**Work order:**
Would you give the entries below again, precisely as they are written?
──────
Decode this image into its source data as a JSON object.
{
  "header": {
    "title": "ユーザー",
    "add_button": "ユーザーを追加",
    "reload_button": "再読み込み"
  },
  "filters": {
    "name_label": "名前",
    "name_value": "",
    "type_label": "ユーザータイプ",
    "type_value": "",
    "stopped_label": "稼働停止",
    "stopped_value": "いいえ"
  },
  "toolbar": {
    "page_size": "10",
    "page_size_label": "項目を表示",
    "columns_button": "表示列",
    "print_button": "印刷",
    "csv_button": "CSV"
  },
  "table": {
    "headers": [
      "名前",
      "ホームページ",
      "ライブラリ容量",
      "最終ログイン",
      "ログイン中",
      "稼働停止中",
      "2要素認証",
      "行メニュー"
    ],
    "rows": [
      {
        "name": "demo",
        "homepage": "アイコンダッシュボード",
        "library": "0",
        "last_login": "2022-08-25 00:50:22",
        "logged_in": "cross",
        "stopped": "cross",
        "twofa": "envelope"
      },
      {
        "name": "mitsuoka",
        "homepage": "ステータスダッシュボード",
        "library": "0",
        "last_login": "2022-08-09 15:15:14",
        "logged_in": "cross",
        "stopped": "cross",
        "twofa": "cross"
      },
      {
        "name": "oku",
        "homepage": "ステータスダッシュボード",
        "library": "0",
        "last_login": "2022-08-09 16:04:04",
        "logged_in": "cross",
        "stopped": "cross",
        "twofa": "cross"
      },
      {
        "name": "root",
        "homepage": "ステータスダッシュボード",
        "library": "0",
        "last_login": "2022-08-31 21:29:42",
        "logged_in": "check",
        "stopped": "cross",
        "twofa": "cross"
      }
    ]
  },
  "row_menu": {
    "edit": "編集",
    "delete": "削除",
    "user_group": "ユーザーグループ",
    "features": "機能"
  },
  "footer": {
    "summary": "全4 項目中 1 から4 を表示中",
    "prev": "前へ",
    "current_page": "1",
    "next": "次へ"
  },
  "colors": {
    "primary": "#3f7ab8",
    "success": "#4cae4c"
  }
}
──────
**Answer section:**
Decode this image into its source data as a JSON object.
{
  "header": {
    "title": "ユーザー",
    "add_button": "ユーザーを追加",
    "reload_button": "再読み込み"
  },
  "filters": {
    "name_label": "名前",
    "name_value": "",
    "type_label": "ユーザータイプ",
    "type_value": "",
    "stopped_label": "稼働停止",
    "stopped_value": "いいえ"
  },
  "toolbar": {
    "page_size": "10",
    "page_size_label": "項目を表示",
    "columns_button": "表示列",
    "print_button": "印刷",
    "csv_button": "CSV"
  },
  "table": {
    "headers": [
      "名前",
      "ホームページ",
      "ライブラリ容量",
      "最終ログイン",
      "ログイン中",
      "稼働停止中",
      "2要素認証",
      "行メニュー"
    ],
    "rows": [
      {
        "name": "demo",
        "homepage": "アイコンダッシュボード",
        "library": "0",
        "last_login": "2022-08-25 00:50:22",
        "logged_in": "cross",
        "stopped": "cross",
        "twofa": "envelope"
      },
      {
        "name": "mitsuoka",
        "homepage": "ステータスダッシュボード",
        "library": "0",
        "last_login": "2022-08-09 15:15:14",
        "logged_in": "cross",
        "stopped": "cross",
        "twofa": "cross"
      },
      {
        "name": "oku",
        "homepage": "ステータスダッシュボード",
        "library": "0",
        "last_login": "2022-08-09 16:04:04",
        "logged_in": "cross",
        "stopped": "cross",
        "twofa": "cross"
      },
      {
        "name": "root",
        "homepage": "ステータスダッシュボード",
        "library": "0",
        "last_login": "2022-08-31 21:29:42",
        "logged_in": "check",
        "stopped": "cross",
        "twofa": "cross"
      }
    ]
  },
  "row_menu": {
    "edit": "編集",
    "delete": "削除",
    "user_group": "ユーザーグループ",
    "features": "機能"
  },
  "footer": {
    "summary": "全4 項目中 1 から4 を表示中",
    "prev": "前へ",
    "current_page": "1",
    "next": "次へ"
  },
  "colors": {
    "primary": "#3f7ab8",
    "success": "#4cae4c"
  }
}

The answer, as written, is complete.